Just remember that OpenNMS is a platform and thus you get to make a lot of the decisions on how best to get it to work with your organization. Consider that when deciding which events to turn into alarms, and then focus on using automations to insure that the most important issues are treated as such.

OpenNMS-based App Wins Digital Jersey Hackathon

October 3rd, 2014

I was delighted to find out that an Android app using OpenNMS as the backend won the “Best App” prize at the first ever Jersey Hackathon.

Note: This is Jersey as in the island and not Jersey as in New.

The Open Alert “Man on Site” app is a small Android application that is designed to track the activities of people working alone at a remote site. From the wiki:

When activated this reports the location of the phone on a regular basis back to a central OpenNMS server. OpenNMS is configured to plot the current location and status of the device on a geographical map (Open Streetmap).

The App has four buttons;

Start Job – This is pressed by the worker when they start lone working on site. This starts a timer in the local App and on OpenNMS. The local timer will generate an alarm on the local device if the user forgets to report in after a set time.

Report In – This must be pressed when prompted by the local timer. If it is pressed both the timer in OpenNMS and the local device will be reset. If it isn’t pressed then OpenNMS will escalate the ‘Man on site’ event to the next level of severity and notify the OpenNMS operator that there is a problem. (Obviously the local timer should be set to 5-10 minutes less than the OpenNMS time out.) OpenNMS will keep escalating the alarm until it is signalled as critical. If the alarm is escalated, then there should be manual processes in place to contact the worker by other means or send someone else to site to make sure they are OK.

Finish Job – This should be pressed when the worker leaves site. The man on site alarm is cleared in OpenNMS and no further escalation takes place.

Panic – If the panic button is pressed, an immediate critical alarm is created in OpenNMS indicating that the worker on site is in trouble and needs help.

OpenNMS maintains a log of all of the movements of the user and also of the time of starting work / stopping work / panic events which could be important for triage if an incident happens.

Congratulations to the authors, Craig Gallen and Mark Wharton, who created this during the 48 hours of the Hackathon. We built OpenNMS to be a platform and not just an application and this is one example of what can be created leveraging it.

More information can be found on the UK OpenNMS Site and the code is available on Github.

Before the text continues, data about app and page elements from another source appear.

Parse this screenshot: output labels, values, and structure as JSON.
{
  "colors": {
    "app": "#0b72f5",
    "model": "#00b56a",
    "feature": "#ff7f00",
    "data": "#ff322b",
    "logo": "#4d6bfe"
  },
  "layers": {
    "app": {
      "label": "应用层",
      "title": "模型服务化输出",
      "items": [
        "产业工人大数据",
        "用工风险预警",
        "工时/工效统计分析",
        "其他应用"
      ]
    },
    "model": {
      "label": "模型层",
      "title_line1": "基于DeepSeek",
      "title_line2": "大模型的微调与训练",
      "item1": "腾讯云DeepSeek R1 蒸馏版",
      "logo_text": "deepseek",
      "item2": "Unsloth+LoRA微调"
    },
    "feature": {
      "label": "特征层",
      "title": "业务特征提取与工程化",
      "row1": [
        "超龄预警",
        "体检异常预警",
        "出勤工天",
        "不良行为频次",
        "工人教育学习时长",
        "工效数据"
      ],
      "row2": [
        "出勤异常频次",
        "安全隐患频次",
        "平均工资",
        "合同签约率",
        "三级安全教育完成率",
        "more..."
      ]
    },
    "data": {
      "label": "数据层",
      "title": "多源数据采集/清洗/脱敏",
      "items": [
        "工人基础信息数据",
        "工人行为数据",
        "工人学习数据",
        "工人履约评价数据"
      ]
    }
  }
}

OpenNMS in Dublin

October 2nd, 2014

I’ve been to 34 countries so far, and my goal is to hit 50 by the time I’m 50 (which is closer than I’d like). In all that time I’ve managed to miss Ireland, but that is about to change.

Airspeed Telecom is hosting a workshop next Wednesday, October 8th, at the Morrison Hotel in Dublin, described as “probably the hippest & coolest luxury hotel in Dublin city centre”.

That’s just how we roll.

The workshop will feature a case study by Airspeed, as well as a futures roadmap presentation by Dr. Craig Gallen and David Hustace.

Oh, and I’ll be there, too.

If you can make it, please email Liz at lhand@airspeed.ie.